I'm back in Bodrum. It's the first time I can say it as last year was the first time I'd been here - in Turgutreis. This time I'm in the olive-groved hills. In fact, olives are everywhere. The trees line the roads, whether in groves of the kind that have patched the scrub for millennia or just as solitary, gnarled and impassive observers of the latest human folly. They fringe Annie's pool; they tower over the village, their topmost leaves reflecting the sun with surprising brilliance; the young ones have silver trunks that shine like birches and the old ones are grey like thick, cracked, grapevines moulded from ash.
All these olives, and the question nagging at me is: why are olive branches the age-old symbol of reconciliation? It's not as though they're difficult to find. You would have thought that the settlement of a dispute would start with the presentation of something difficult to get hold of: at the very least something you need to climb for, or dig for, or search for, or pay through the nose for. But an olive branch? They're everywhere - the ancient world's version of the petrol-station bunch of flowers, ludicrously easily grabbable on the way to the wronged girlfriend, or the irate friend, or the disappointed parent. You can close your eyes and stick out your arm round here and you're more likely to grab an olive branch than you are thin air. Not breathing them in is often an art as you amble across country.
"An olive branch?! Could you think of anything else???!" you can image the tragic classical heroine crying.
"No, no, this is special olive," our hero would stammer. "I didn't get it from the tree by your front door/front gate/opposite your front gate/ growing out of the pot in the corner/poking through the wall/in one of the rows of dozens in your dad's garden/your dad's garden/bloody everyone's garden [delete as appropriate]. I paid a fortune for it, honest. It's golden apples that are ten-a-penny, darling."

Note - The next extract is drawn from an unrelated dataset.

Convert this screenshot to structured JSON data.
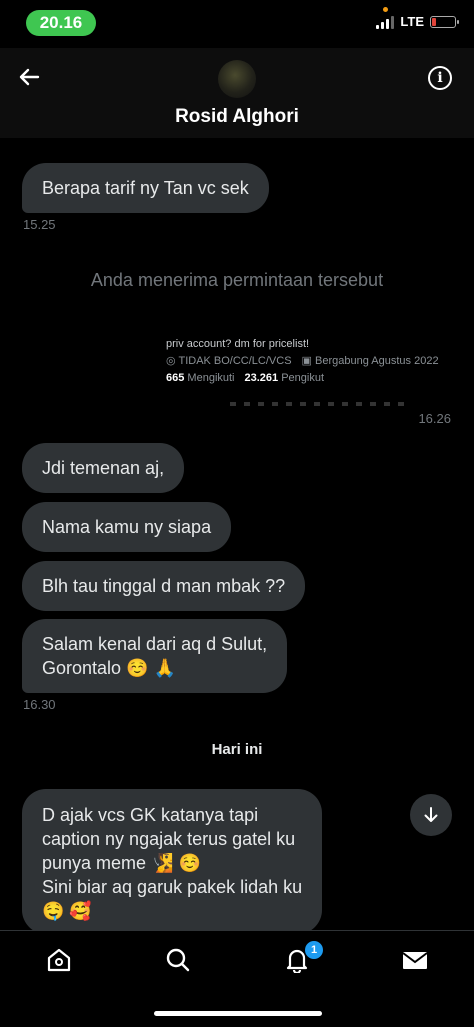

"Really? I'm sorry my love. Of COURSE you're forgiven!"
Ancient girls can't have got out much.
And yet, perhaps there's more to the olive branch. And not just because I'm all for a conciliatory gift that doesn't cost much (I've had occasion for many of them over the years and I'm bound to need plenty more). What I didn't realise until Annie explained the other day was the processing it took to make an olive (or several, to keep the cost down - top tip there) edible. Cutting each one in the right way, soaking in water, replacing the water several times, and then putting them into either salt water or olive oil is the basic process. Nothing as simple as a grape that you just pluck off an almost equally ubiquitous vine and bung into your mouth.
So maybe that's what the whole olive branch thing is about: the symbolism of the branch merely being the beginning of a process that has to be worked on, and given time. And the ubiquity of the olive branch makes the point that the reconciliation is staring us in the face pretty much everywhere if we could only be bothered to see (and grasp) it.
And now I realise I'm coming on a bit Thought for the Day here, and in my mind TFTD should be taken outside and given a good kicking before being forbidden to come within 500m of a radio microphone ever again, but perhaps we could all benefit from a lot more offering of the olive branch.
Mind you, next time I'm in hospital you can bring me grapes, please. And at other times a golden apple will do nicely.
A post kindly written by Simon Hardeman, our house guest this week . Good isn't it! Not surprising really as he is a journalist who writes for The Independent newspaper and teaches fledgling scribblers various aspects of writing at Greenwich University. He has a band too.